    Article  CAS  PubMed  Google Scholar 

  27. Barda N, Dagan N, Cohen C, Hernán MA, Lipsitch M, Kohane IS, et al. Effectiveness of a third dose of the BNT162b2 mRNA COVID-19 vaccine for preventing severe outcomes in Israel: an observational study. The Lancet. 2021;398(10316):2093–100.

    Article  CAS  Google Scholar 

  28. Kim M-K, Lee B, Choi YY, Um J, Lee K-S, Sung HK et al. Clinical characteristics of 40 patients infected with the SARS-CoV-2 omicron variant in Korea. J Korean Med Sci. 2022;37(3).

  29. Davies MA, Kassanjee R, Rousseau P, Morden E, Johnson L, Solomon W, et al. Outcomes of laboratory-confirmed SARS‐CoV‐2 infection in the Omicron‐driven fourth wave compared with previous waves in the western Cape Province, South Africa.
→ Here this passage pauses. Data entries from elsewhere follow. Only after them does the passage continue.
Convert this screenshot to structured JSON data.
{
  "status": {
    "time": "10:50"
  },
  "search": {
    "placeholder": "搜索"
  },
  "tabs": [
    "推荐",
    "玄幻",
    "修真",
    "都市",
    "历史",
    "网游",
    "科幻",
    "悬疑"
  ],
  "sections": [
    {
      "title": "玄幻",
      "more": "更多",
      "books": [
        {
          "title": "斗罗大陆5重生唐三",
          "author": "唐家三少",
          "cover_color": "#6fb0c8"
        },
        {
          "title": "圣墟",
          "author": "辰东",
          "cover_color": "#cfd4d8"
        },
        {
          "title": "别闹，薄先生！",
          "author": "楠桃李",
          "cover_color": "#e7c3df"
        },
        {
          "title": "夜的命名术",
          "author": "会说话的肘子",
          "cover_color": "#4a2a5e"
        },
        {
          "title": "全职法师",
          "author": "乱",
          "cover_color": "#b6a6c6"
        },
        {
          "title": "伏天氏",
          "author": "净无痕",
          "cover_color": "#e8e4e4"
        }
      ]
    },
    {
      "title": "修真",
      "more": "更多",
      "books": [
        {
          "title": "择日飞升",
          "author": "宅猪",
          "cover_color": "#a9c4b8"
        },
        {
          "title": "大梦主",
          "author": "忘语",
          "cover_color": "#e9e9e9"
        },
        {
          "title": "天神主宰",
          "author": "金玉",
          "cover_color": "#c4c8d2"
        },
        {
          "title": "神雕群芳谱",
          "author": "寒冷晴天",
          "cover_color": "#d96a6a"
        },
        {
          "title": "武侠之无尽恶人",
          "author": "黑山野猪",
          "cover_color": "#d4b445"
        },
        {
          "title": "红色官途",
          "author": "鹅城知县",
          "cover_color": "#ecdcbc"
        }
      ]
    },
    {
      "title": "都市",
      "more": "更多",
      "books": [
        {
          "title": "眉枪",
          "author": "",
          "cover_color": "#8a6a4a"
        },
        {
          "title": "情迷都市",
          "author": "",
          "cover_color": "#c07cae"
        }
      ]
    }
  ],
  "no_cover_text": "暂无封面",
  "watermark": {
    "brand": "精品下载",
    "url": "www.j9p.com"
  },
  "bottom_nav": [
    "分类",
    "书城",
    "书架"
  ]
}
Tropical Medicine & International Health; 2022.

  30. Menni C, Valdes AM, Polidori L, Antonelli M, Penamakuri S, Nogal A, et al. Symptom prevalence, duration, and risk of hospital admission in individuals infected with SARS-CoV-2 during periods of omicron and delta variant dominance: a prospective observational study from the ZOE COVID Study. The Lancet. 2022;399(10335):1618–24.

    Article  CAS  Google Scholar 
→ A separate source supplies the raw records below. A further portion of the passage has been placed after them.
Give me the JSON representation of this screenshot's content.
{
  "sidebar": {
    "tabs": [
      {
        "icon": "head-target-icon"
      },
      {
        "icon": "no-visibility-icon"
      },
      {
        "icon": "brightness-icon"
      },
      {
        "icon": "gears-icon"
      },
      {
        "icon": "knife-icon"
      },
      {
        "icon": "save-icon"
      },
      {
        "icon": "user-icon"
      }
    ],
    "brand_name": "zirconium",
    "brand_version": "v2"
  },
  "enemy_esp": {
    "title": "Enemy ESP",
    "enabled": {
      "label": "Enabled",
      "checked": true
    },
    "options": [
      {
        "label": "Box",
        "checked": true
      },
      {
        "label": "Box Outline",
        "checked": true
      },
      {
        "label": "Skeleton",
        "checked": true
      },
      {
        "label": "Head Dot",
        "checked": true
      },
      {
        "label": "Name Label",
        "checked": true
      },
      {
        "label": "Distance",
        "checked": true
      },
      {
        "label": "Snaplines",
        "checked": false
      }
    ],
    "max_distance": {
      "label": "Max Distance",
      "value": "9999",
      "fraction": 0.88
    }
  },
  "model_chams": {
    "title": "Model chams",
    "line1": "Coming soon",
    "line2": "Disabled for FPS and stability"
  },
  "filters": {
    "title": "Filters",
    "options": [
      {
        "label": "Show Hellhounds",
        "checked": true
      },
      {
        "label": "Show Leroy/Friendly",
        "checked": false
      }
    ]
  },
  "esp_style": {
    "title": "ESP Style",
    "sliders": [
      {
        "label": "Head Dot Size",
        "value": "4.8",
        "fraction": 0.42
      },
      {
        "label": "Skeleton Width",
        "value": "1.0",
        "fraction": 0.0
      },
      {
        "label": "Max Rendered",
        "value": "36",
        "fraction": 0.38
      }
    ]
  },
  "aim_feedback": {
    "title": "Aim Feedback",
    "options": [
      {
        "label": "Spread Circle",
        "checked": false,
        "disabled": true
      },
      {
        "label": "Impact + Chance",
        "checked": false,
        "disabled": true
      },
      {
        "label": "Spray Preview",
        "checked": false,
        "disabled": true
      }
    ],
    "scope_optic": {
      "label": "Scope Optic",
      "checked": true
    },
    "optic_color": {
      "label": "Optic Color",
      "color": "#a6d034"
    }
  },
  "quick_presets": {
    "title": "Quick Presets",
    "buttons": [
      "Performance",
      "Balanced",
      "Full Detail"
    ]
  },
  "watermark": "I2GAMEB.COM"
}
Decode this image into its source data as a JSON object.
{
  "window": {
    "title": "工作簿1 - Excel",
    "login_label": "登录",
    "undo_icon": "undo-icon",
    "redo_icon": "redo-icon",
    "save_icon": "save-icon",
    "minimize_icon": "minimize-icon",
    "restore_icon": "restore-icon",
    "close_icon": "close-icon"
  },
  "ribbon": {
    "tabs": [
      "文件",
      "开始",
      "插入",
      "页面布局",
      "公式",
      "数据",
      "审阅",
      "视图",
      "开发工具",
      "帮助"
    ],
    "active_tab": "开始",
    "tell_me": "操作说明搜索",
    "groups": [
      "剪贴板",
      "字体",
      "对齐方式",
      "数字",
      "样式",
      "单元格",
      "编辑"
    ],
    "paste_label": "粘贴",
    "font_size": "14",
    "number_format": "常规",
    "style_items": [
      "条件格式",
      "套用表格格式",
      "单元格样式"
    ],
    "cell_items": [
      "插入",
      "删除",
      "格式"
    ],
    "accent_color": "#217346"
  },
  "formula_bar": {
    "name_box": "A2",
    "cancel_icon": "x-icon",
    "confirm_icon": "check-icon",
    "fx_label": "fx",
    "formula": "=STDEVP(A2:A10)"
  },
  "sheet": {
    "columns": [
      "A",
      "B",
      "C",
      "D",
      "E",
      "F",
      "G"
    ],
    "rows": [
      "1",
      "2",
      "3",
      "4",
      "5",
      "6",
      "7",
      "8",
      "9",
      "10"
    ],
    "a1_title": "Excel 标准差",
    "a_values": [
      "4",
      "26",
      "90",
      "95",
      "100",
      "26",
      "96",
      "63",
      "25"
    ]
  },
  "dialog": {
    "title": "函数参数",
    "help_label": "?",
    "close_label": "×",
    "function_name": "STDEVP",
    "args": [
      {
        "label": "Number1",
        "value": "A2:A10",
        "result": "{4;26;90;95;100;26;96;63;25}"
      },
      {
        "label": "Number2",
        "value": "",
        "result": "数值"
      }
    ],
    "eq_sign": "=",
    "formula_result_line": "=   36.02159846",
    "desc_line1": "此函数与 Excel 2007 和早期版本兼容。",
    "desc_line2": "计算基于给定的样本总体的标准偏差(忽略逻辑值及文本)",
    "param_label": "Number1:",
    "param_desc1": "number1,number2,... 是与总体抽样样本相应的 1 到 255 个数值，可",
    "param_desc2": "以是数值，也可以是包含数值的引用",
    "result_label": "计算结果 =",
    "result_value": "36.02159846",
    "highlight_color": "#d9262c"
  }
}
  31. Bastin A, Shiri H, Zanganeh S, Fooladi S, Momeni Moghaddam MA, Mehrabani M et al. Iron chelator or iron supplement consumption in COVID-19? The role of iron with severity infection. 2021:1–11.

Download references
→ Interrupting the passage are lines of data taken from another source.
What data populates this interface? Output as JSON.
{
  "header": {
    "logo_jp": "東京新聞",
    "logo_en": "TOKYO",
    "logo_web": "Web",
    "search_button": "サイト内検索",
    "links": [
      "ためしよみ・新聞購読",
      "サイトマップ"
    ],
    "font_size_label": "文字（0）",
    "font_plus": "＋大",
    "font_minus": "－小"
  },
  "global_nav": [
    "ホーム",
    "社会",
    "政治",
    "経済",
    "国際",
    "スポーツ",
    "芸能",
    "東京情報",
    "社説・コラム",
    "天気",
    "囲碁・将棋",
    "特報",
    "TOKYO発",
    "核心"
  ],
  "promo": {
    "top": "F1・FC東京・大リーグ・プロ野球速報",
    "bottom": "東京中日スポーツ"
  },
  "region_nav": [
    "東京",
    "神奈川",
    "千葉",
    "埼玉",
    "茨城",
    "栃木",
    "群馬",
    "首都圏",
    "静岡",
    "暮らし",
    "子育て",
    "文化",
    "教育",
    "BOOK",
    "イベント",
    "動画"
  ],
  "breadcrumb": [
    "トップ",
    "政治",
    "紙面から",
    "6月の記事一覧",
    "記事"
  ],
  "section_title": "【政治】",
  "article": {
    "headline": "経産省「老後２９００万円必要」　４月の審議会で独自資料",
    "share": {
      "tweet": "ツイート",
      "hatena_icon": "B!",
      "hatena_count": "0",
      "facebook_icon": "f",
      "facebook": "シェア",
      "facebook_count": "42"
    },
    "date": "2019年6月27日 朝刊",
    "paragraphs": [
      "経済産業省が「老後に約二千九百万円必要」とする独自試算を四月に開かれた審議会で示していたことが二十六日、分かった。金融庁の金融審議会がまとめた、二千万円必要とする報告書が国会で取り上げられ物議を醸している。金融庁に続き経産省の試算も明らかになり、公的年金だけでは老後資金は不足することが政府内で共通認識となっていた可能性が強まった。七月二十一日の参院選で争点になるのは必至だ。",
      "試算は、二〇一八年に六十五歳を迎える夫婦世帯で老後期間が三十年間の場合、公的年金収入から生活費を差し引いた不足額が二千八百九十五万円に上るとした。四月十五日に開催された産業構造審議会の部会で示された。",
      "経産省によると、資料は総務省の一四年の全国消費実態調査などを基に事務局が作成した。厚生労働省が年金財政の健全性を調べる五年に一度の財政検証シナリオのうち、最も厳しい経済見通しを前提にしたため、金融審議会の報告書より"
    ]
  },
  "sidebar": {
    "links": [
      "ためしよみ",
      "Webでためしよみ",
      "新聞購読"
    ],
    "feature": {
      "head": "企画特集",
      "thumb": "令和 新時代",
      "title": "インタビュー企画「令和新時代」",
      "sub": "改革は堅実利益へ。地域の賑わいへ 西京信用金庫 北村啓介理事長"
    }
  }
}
The authors would like to thank Shiraz University of Medical Sciences, Shiraz, Iran and also the Center for Development of Clinical Research of Nemazee Hospital Dr. Nasrin Shokrpour and Dr. Amir Yousef Farahmandi and for editorial assistance The authors would like to thank the Hassan Khajehei, Ph.D. for copyediting, I am really thankful to Miss Masoumeh Khosravi for gathering the information and collecting data.


The study is financially supported by Shiraz University of Medical Sciences.

Author information

Authors and Affiliations



M.J. and M.Z conceptualized and designed the study, collected the data, drafted and revised the manuscript. Z.A and N.A initially analyzed and interpreted the data. M.J and M.H. collected the data, initially analyzed and interpreted the data; O.E. critically reviewed and revised the manuscript; and all authors approved the final manuscript as submitted and agreed to be accountable for all aspects of the work in ensuring that the questions related to the accuracy or integrity of any parts of the work will be appropriately investigated and resolved.

Corresponding author

Correspondence to Marzieh Jamalidoust.

Ethics declarations

Ethics approval and consent to participate

The project has been approved by Shiraz University of Medical Sciences (Ethics code Number: IR.SUMS.REC.1399.1319).

Competing interests

The authors declare no competing interests.

Additional information

Publisher’s Note

Springer Nature remains neutral with regard to jurisdictional claims in published maps and institutional affiliations.

Rights and permissions

Open Access This article is licensed under a Creative Commons Attribution 4.0 International License, which permits use, sharing, adaptation, distribution and reproduction in any medium or format, as long as you give appropriate credit to the original author(s) and the source, provide a link to the Creative Commons licence, and indicate if changes were made. The images or other third party material in this article are included in the article’s Creative Commons licence, unless indicated otherwise in a credit line to the material. If material is not included in the article’s Creative Commons licence and your intended use is not permitted by statutory regulation or exceeds the permitted use, you will need to obtain permission directly from the copyright holder. To view a copy of this licence, visit The Creative Commons Public Domain Dedication waiver ( applies to the data made available in this article, unless otherwise stated in a credit line to the data.

Reprints and Permissions

About this article

Check for updates. Verify currency and authenticity via CrossMark

Cite this article

Jamalidoust, M., Eilami, O., Ashkan, Z. et al. The rates and symptoms of natural and breakthrough infection pre- and post- Covid-19 non-mRNA vaccination at various peaks amongst Iranian healthcare workers. Virol J 20, 182 (2023).

Download citation

  • Received:

  • Accepted:

  • Published:

  • DOI:


  • Breakthrough infection
  • Healthcare worker
  • Natural infection
  • SARS-C0V-2
  • Vaccination